I say I chose to live my life that way "a long time ago". By "a long time ago" I mean at age 15. I was a freshman in high school when someone I thought was a good friend of mine "came out of the closet." You have to realize that in 1996 that term was relatively new, and not yet cliched. When he was all but crucified for it by his peers, he chose to try to take me down with him, spreading rumors and making accusations about me and my sexual preferences. Don't get me wrong, I have no issue with gay people. I had gay friends in college and still do today, but times are different now. You see, in 1996 being homosexual was not yet "cool", or "fabulous", as they say in 2008. There were no television shows dedicated solely to gay men teaching the rest of the male population how to dress. Needless to say I took it hard - really hard. Being accused of being homosexual in 2008 is still rather tough, but back then it was ten times worse. Factor in the fact that I was only 15, and what you had was a pubescent boy ready to leap from the nearest accessible rooftop. High school is awkward and confusing enough as it is.
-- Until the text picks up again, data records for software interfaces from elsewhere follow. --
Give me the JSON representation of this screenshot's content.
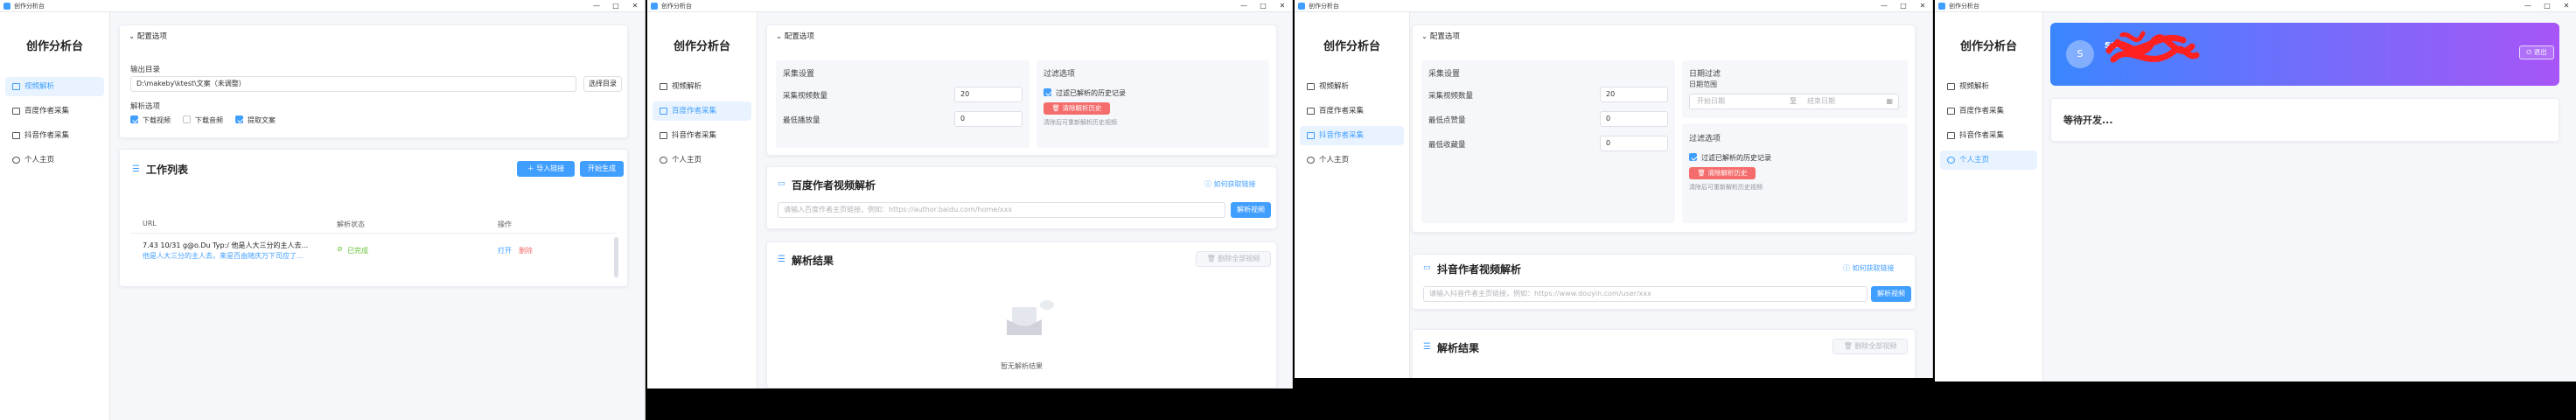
{
  "app": {
    "window_title": "创作分析台",
    "brand": "创作分析台",
    "controls": [
      "—",
      "□",
      "✕"
    ],
    "nav": [
      "视频解析",
      "百度作者采集",
      "抖音作者采集",
      "个人主页"
    ]
  },
  "config": {
    "header": "配置选项",
    "output_dir_label": "输出目录",
    "output_dir_value": "D:\\makeby\\ktest\\文案（未调整）",
    "choose_dir_button": "选择目录",
    "parse_options_label": "解析选项",
    "options": [
      {
        "label": "下载视频",
        "checked": true
      },
      {
        "label": "下载音频",
        "checked": false
      },
      {
        "label": "提取文案",
        "checked": true
      }
    ]
  },
  "worklist": {
    "title": "工作列表",
    "import_button": "导入链接",
    "start_button": "开始生成",
    "columns": [
      "URL",
      "解析状态",
      "操作"
    ],
    "rows": [
      {
        "url_line1": "7.43 10/31 g@o.Du Typ:/ 他是人大三分的主人去...",
        "url_line2": "他是人大三分的主人去。来是百由随庆万下司应了...",
        "status": "已完成",
        "open": "打开",
        "delete": "删除"
      }
    ]
  },
  "collect": {
    "settings_title": "采集设置",
    "max_videos_label": "采集视频数量",
    "max_videos_value": "20",
    "min_plays_label": "最低播放量",
    "min_plays_value": "0",
    "min_likes_label": "最低点赞量",
    "min_likes_value": "0",
    "min_comments_label": "最低收藏量",
    "min_comments_value": "0",
    "filter_title": "过滤选项",
    "filter_checkbox": "过滤已解析的历史记录",
    "clear_history_button": "清除解析历史",
    "clear_hint": "清除后可重新解析历史视频",
    "date_filter_title": "日期过滤",
    "date_range_label": "日期范围",
    "date_start_ph": "开始日期",
    "date_sep": "至",
    "date_end_ph": "结束日期"
  },
  "baidu": {
    "title": "百度作者视频解析",
    "help_link": "如何获取链接",
    "input_placeholder": "请输入百度作者主页链接，例如：https://author.baidu.com/home/xxx",
    "parse_button": "解析视频"
  },
  "douyin": {
    "title": "抖音作者视频解析",
    "help_link": "如何获取链接",
    "input_placeholder": "请输入抖音作者主页链接，例如：https://www.douyin.com/user/xxx",
    "parse_button": "解析视频"
  },
  "results": {
    "title": "解析结果",
    "delete_button": "删除全部视频",
    "empty_text": "暂无解析结果"
  },
  "profile": {
    "avatar_letter": "S",
    "username": "sm",
    "logout_button": "退出",
    "placeholder_text": "等待开发..."
  },
  "colors": {
    "accent": "#409eff",
    "danger": "#f56c6c",
    "profile_gradient_start": "#3a86ff",
    "profile_gradient_end": "#a855f7",
    "redaction": "#ff2020"
  }
}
Then one day I woke up and, as if by some stroke of genius, stopped caring. I'm not sure why exactly, but I never questioned myself. What I'm telling you here today is that yes, we're all self-concious to a point, but the less we are, the happier we'll be. That, friends, is absolute. From the time we're born we're told we're special in our own way. Those of you in my generation can recall the television show Romper Room, in which the host started every show by calling each of us by name, as if she could see us through the television. In reality she was just throwing out a handful of common names. But at 5 years of age, how can your first thought after hearing your name emanating from the television speakers not subconsciously make you think something equivalent to 'Damn, I'm special.'
As a child, every one of you reading this was told that you could be whatever you wanted to be, and do whatever you wanted to do, if only you believed it. Then one day we turned 18, left the nest, probably for college, and immediately found ourselves in a world where millions of other people were told the exact same thing. Well, newsflash - and I hope you're sitting down for this - it turns out none of us are really all that special. Beautifully unspectacular, to tell you the truth. Sooner or later that will catch up with all of us, and when it does, well, let's just say I hope you checked your ego at the door. You can run from it, but it will catch up to you. I promise.
So my advice to you is this: STOP CARING WHAT OTHER PEOPLE THINK. Enjoy who you are, both the good and the bad.
Embrace life, every day of it.
Be yourself, and be damned proud to do so.
Give more and expect the same from others (over time of course).
Act nervous when you're nervous. Act scared when you're scared; puzzled when you just don't know what to do. Cry when you feel like crying.
And when it goes your way? Smile about it, and don't ask questions.
And when it's all over - this completely bizzare, always unpredictable journey called life - you will stand a pretty good chance to be able to look back and, at the very least, be able to say that you had it good, and you made the most of it while you were able.